--- Records to use Enclosed Below ---

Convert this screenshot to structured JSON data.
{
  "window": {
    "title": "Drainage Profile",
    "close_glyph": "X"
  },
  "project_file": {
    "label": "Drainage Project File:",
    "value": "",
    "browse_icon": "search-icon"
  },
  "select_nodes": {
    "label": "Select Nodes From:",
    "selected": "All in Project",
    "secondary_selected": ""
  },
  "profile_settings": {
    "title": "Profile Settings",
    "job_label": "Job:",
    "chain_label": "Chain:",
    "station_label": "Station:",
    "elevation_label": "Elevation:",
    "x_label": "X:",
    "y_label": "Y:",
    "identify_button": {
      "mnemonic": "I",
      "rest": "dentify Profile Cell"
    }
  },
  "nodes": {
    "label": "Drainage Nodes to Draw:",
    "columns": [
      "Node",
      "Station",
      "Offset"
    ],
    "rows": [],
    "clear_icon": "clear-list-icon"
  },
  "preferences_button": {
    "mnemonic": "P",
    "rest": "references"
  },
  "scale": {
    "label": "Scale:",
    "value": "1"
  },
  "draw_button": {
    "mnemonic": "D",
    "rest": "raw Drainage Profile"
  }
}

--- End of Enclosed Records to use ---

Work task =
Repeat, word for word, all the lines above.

The answer =
Convert this screenshot to structured JSON data.
{
  "window": {
    "title": "Drainage Profile",
    "close_glyph": "X"
  },
  "project_file": {
    "label": "Drainage Project File:",
    "value": "",
    "browse_icon": "search-icon"
  },
  "select_nodes": {
    "label": "Select Nodes From:",
    "selected": "All in Project",
    "secondary_selected": ""
  },
  "profile_settings": {
    "title": "Profile Settings",
    "job_label": "Job:",
    "chain_label": "Chain:",
    "station_label": "Station:",
    "elevation_label": "Elevation:",
    "x_label": "X:",
    "y_label": "Y:",
    "identify_button": {
      "mnemonic": "I",
      "rest": "dentify Profile Cell"
    }
  },
  "nodes": {
    "label": "Drainage Nodes to Draw:",
    "columns": [
      "Node",
      "Station",
      "Offset"
    ],
    "rows": [],
    "clear_icon": "clear-list-icon"
  },
  "preferences_button": {
    "mnemonic": "P",
    "rest": "references"
  },
  "scale": {
    "label": "Scale:",
    "value": "1"
  },
  "draw_button": {
    "mnemonic": "D",
    "rest": "raw Drainage Profile"
  }
}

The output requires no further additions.